The Alabama running game also got into the mix. With graduate transfer Landon Dickerson at center, the line helped Najee Harris have a season-best 114 rushing yards on a career-high 20 carries. He also caught a 16-yard touchdown pass.
“It went really well,” Dickerson said about making his first career road start at center, in front of 106,749 fans at Kyle Field. “We didn’t have many communications problems.”
Meanwhile, despite having some lapses, the defense harassed Texas A&M quarterback Kellen Mond, who was sacked five times. He finished 24-for-42 for 264 yards and two touchdowns. While Alabama wasn’t able to get an interception, Shyheim Carter did knock out a fumble that safety Xavier McKinney recovered.
“Oh man, it was very meaningful,” said Carter, who also had two pass breakups. “I’m just glad he recovered the fumble.
After getting in a full week of practice for the first time this season due to knee issues, junior linebacker Terrell Lewis had two of the sacks, while senior linebacker Anfernee Jennings and freshman linebacker Shane Lee tied for the team lead with eight tackles.
Texas A&M (3-3, 1-2 SEC) managed to keep pace with Alabama for exactly one possession, taking the opening kickoff and executing a 15-play drive, for 75 yards, resulting in a 1-yard touchdown plunge by Mond.
“They pretty much make you work for everything,” Mond said.
The result of effective coaching and preparation, it was the longest drive against Alabama this season in taking more than eight minutes off the clock.

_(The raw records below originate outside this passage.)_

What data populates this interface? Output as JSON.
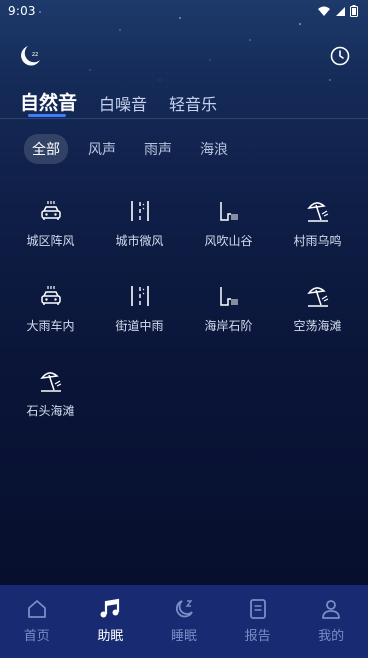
{
  "status_bar": {
    "time": "9:03"
  },
  "tabs": [
    {
      "label": "自然音",
      "active": true
    },
    {
      "label": "白噪音",
      "active": false
    },
    {
      "label": "轻音乐",
      "active": false
    }
  ],
  "filters": [
    {
      "label": "全部",
      "active": true
    },
    {
      "label": "风声",
      "active": false
    },
    {
      "label": "雨声",
      "active": false
    },
    {
      "label": "海浪",
      "active": false
    }
  ],
  "sounds": [
    {
      "label": "城区阵风",
      "icon": "car-icon"
    },
    {
      "label": "城市微风",
      "icon": "road-icon"
    },
    {
      "label": "风吹山谷",
      "icon": "valley-icon"
    },
    {
      "label": "村雨乌鸣",
      "icon": "beach-umbrella-icon"
    },
    {
      "label": "大雨车内",
      "icon": "car-icon"
    },
    {
      "label": "街道中雨",
      "icon": "road-icon"
    },
    {
      "label": "海岸石阶",
      "icon": "valley-icon"
    },
    {
      "label": "空荡海滩",
      "icon": "beach-umbrella-icon"
    },
    {
      "label": "石头海滩",
      "icon": "beach-umbrella-icon"
    }
  ],
  "bottom_nav": [
    {
      "label": "首页",
      "icon": "home-icon",
      "active": false
    },
    {
      "label": "助眠",
      "icon": "music-note-icon",
      "active": true
    },
    {
      "label": "睡眠",
      "icon": "moon-zzz-icon",
      "active": false
    },
    {
      "label": "报告",
      "icon": "report-icon",
      "active": false
    },
    {
      "label": "我的",
      "icon": "user-icon",
      "active": false
    }
  ],
  "colors": {
    "accent": "#3f7cff",
    "nav_bg": "#172a72",
    "nav_inactive": "#7d8cc4"
  }
}
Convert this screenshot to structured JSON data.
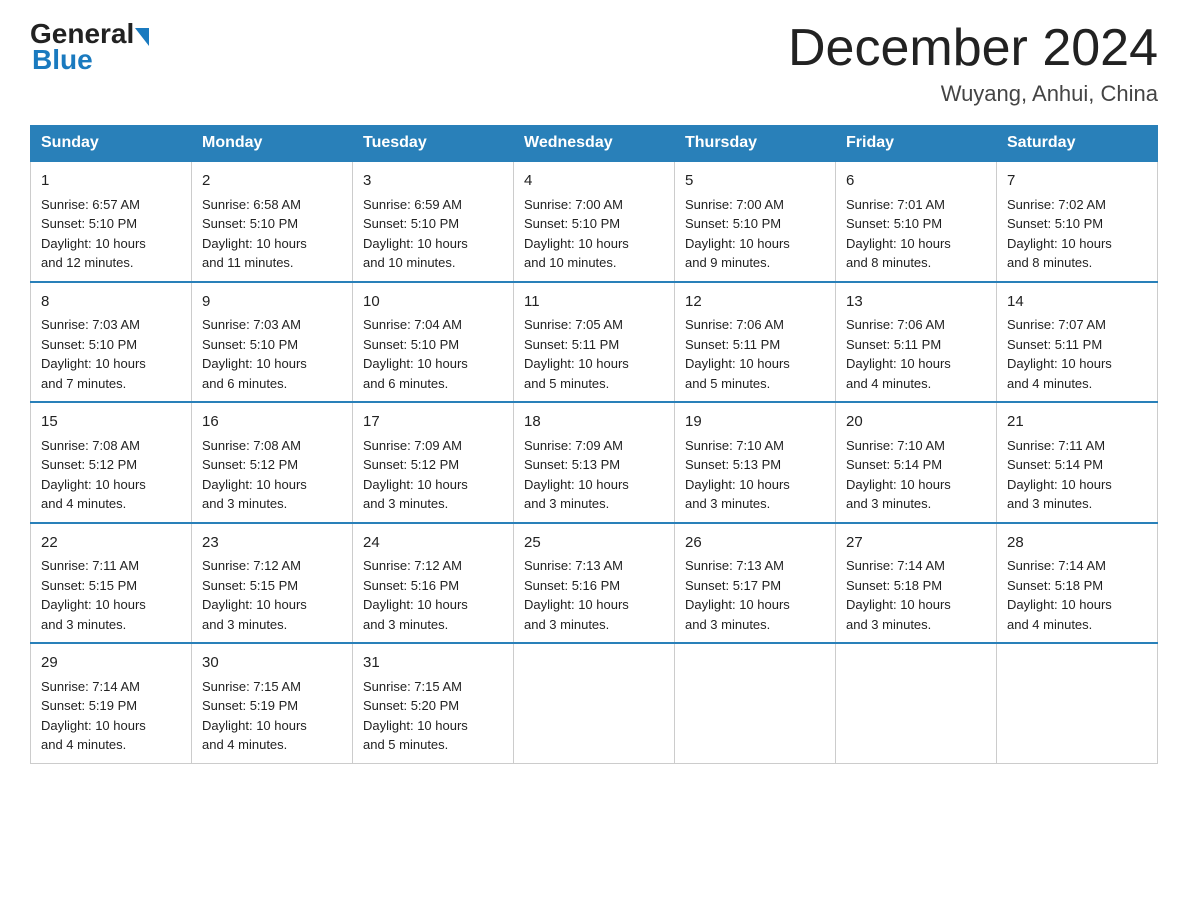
{
  "header": {
    "logo_general": "General",
    "logo_blue": "Blue",
    "month_title": "December 2024",
    "location": "Wuyang, Anhui, China"
  },
  "weekdays": [
    "Sunday",
    "Monday",
    "Tuesday",
    "Wednesday",
    "Thursday",
    "Friday",
    "Saturday"
  ],
  "weeks": [
    [
      {
        "day": "1",
        "sunrise": "6:57 AM",
        "sunset": "5:10 PM",
        "daylight": "10 hours and 12 minutes."
      },
      {
        "day": "2",
        "sunrise": "6:58 AM",
        "sunset": "5:10 PM",
        "daylight": "10 hours and 11 minutes."
      },
      {
        "day": "3",
        "sunrise": "6:59 AM",
        "sunset": "5:10 PM",
        "daylight": "10 hours and 10 minutes."
      },
      {
        "day": "4",
        "sunrise": "7:00 AM",
        "sunset": "5:10 PM",
        "daylight": "10 hours and 10 minutes."
      },
      {
        "day": "5",
        "sunrise": "7:00 AM",
        "sunset": "5:10 PM",
        "daylight": "10 hours and 9 minutes."
      },
      {
        "day": "6",
        "sunrise": "7:01 AM",
        "sunset": "5:10 PM",
        "daylight": "10 hours and 8 minutes."
      },
      {
        "day": "7",
        "sunrise": "7:02 AM",
        "sunset": "5:10 PM",
        "daylight": "10 hours and 8 minutes."
      }
    ],
    [
      {
        "day": "8",
        "sunrise": "7:03 AM",
        "sunset": "5:10 PM",
        "daylight": "10 hours and 7 minutes."
      },
      {
        "day": "9",
        "sunrise": "7:03 AM",
        "sunset": "5:10 PM",
        "daylight": "10 hours and 6 minutes."
      },
      {
        "day": "10",
        "sunrise": "7:04 AM",
        "sunset": "5:10 PM",
        "daylight": "10 hours and 6 minutes."
      },
      {
        "day": "11",
        "sunrise": "7:05 AM",
        "sunset": "5:11 PM",
        "daylight": "10 hours and 5 minutes."
      },
      {
        "day": "12",
        "sunrise": "7:06 AM",
        "sunset": "5:11 PM",
        "daylight": "10 hours and 5 minutes."
      },
      {
        "day": "13",
        "sunrise": "7:06 AM",
        "sunset": "5:11 PM",
        "daylight": "10 hours and 4 minutes."
      },
      {
        "day": "14",
        "sunrise": "7:07 AM",
        "sunset": "5:11 PM",
        "daylight": "10 hours and 4 minutes."
      }
    ],
    [
      {
        "day": "15",
        "sunrise": "7:08 AM",
        "sunset": "5:12 PM",
        "daylight": "10 hours and 4 minutes."
      },
      {
        "day": "16",
        "sunrise": "7:08 AM",
        "sunset": "5:12 PM",
        "daylight": "10 hours and 3 minutes."
      },
      {
        "day": "17",
        "sunrise": "7:09 AM",
        "sunset": "5:12 PM",
        "daylight": "10 hours and 3 minutes."
      },
      {
        "day": "18",
        "sunrise": "7:09 AM",
        "sunset": "5:13 PM",
        "daylight": "10 hours and 3 minutes."
      },
      {
        "day": "19",
        "sunrise": "7:10 AM",
        "sunset": "5:13 PM",
        "daylight": "10 hours and 3 minutes."
      },
      {
        "day": "20",
        "sunrise": "7:10 AM",
        "sunset": "5:14 PM",
        "daylight": "10 hours and 3 minutes."
      },
      {
        "day": "21",
        "sunrise": "7:11 AM",
        "sunset": "5:14 PM",
        "daylight": "10 hours and 3 minutes."
      }
    ],
    [
      {
        "day": "22",
        "sunrise": "7:11 AM",
        "sunset": "5:15 PM",
        "daylight": "10 hours and 3 minutes."
      },
      {
        "day": "23",
        "sunrise": "7:12 AM",
        "sunset": "5:15 PM",
        "daylight": "10 hours and 3 minutes."
      },
      {
        "day": "24",
        "sunrise": "7:12 AM",
        "sunset": "5:16 PM",
        "daylight": "10 hours and 3 minutes."
      },
      {
        "day": "25",
        "sunrise": "7:13 AM",
        "sunset": "5:16 PM",
        "daylight": "10 hours and 3 minutes."
      },
      {
        "day": "26",
        "sunrise": "7:13 AM",
        "sunset": "5:17 PM",
        "daylight": "10 hours and 3 minutes."
      },
      {
        "day": "27",
        "sunrise": "7:14 AM",
        "sunset": "5:18 PM",
        "daylight": "10 hours and 3 minutes."
      },
      {
        "day": "28",
        "sunrise": "7:14 AM",
        "sunset": "5:18 PM",
        "daylight": "10 hours and 4 minutes."
      }
    ],
    [
      {
        "day": "29",
        "sunrise": "7:14 AM",
        "sunset": "5:19 PM",
        "daylight": "10 hours and 4 minutes."
      },
      {
        "day": "30",
        "sunrise": "7:15 AM",
        "sunset": "5:19 PM",
        "daylight": "10 hours and 4 minutes."
      },
      {
        "day": "31",
        "sunrise": "7:15 AM",
        "sunset": "5:20 PM",
        "daylight": "10 hours and 5 minutes."
      },
      null,
      null,
      null,
      null
    ]
  ],
  "labels": {
    "sunrise": "Sunrise:",
    "sunset": "Sunset:",
    "daylight": "Daylight:"
  }
}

However, it was arguably the best the Aggies looked all game.
It took just 10 plays for Alabama to answer, with the first of three touchdown throws on third down by Tagovailoa. On the first, Waddle only needed a block from Smith to reach the end zone.
Smith took the second 47 yards on a slant route when Tagovailoa correctly read a safety blitz and threw into the abandoned hole.
Harris had the subsequent touchdown, this time 16 yards on a catch over the middle.
All three scores were on third-and-7 or longer. However, when Tagovailoa went for it a fourth time, across the middle to Jerry Jeudy, he didn’t see the safety on the far side, resulting in his first interception of the season.
Combined with things like 11 penalties and scoring just two touchdowns in five red-zone trips, it was like three steps forward, one step back, all game.
“We have to play smarter,” Nick Saban said.